Remember this: 3 ounces of dried mushrooms is equivalent to 1 lb. of fresh mushrooms.
Spring and autumn are the seasons when fresh shiitakes are most available. Choose plump mushrooms with edges that curl under. Avoid any with broken or shriveled caps. The versatile shiitake is suitable for almost any cooking method including sautéing, broiling and baking. Shiitake mushrooms are also called Chinese black mushrooms and forest mushrooms.
Another wild mushroom that I found at my grocery store is the Chanterelle. Chanterelle mushrooms are orange and gold in color. Some say they look like a tulip (I’m not so sure!).
The entire mushroom is edible but the stem tends to be a little more chewy then than the cap. They have a dense meaty texture and the flavor is nutty and fruity. This was my first time ever trying them and oh my! they were SO delicious.
Once you get mushrooms home, whether they are cultivated or wild, keep them in the refrigerator in either plastic or paper bags. If you prefer to use plastic bags, it might be a good idea to poke a few holes in it to allow some air to circulate.
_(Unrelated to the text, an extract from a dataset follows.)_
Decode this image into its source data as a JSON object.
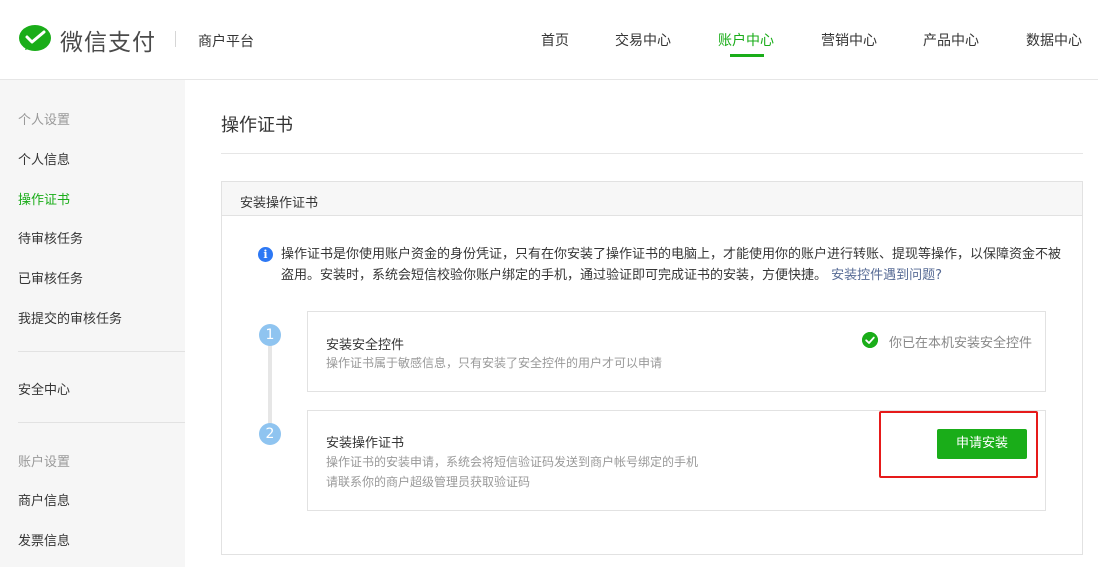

Then when you are ready to use them, wipe them with a damp towel. Because mushrooms are so absorbent it’s best not to wash them under running water but if you must, be sure to use cold water, work quickly, and dry them off when you are done.
Then just trim them up and they are ready to go.
Mushrooms loved to be baked, broiled, grilled, sautéed and eaten raw! They are really very versatile.